#### Task to complete:
Set the records down again exactly, apart from any pictures in them.

Records excerpted from a collection:

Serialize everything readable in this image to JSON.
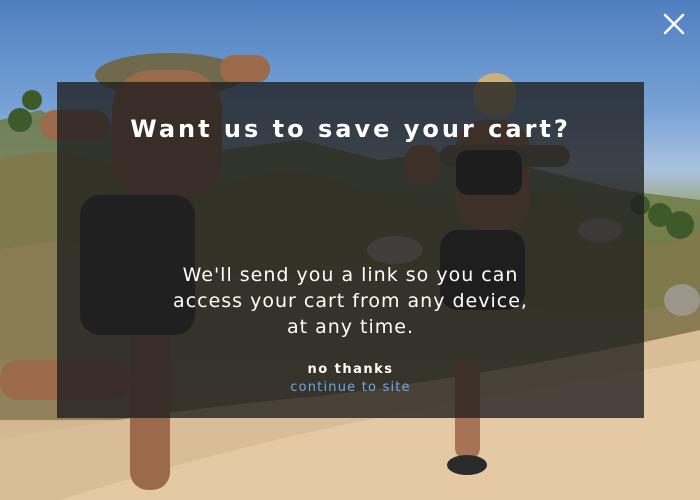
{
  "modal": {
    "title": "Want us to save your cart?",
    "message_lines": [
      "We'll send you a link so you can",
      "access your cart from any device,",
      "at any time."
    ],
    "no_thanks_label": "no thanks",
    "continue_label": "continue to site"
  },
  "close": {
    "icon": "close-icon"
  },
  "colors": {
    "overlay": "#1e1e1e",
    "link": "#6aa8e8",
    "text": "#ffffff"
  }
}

#### The answer:
Serialize everything readable in this image to JSON.
{
  "modal": {
    "title": "Want us to save your cart?",
    "message_lines": [
      "We'll send you a link so you can",
      "access your cart from any device,",
      "at any time."
    ],
    "no_thanks_label": "no thanks",
    "continue_label": "continue to site"
  },
  "close": {
    "icon": "close-icon"
  },
  "colors": {
    "overlay": "#1e1e1e",
    "link": "#6aa8e8",
    "text": "#ffffff"
  }
}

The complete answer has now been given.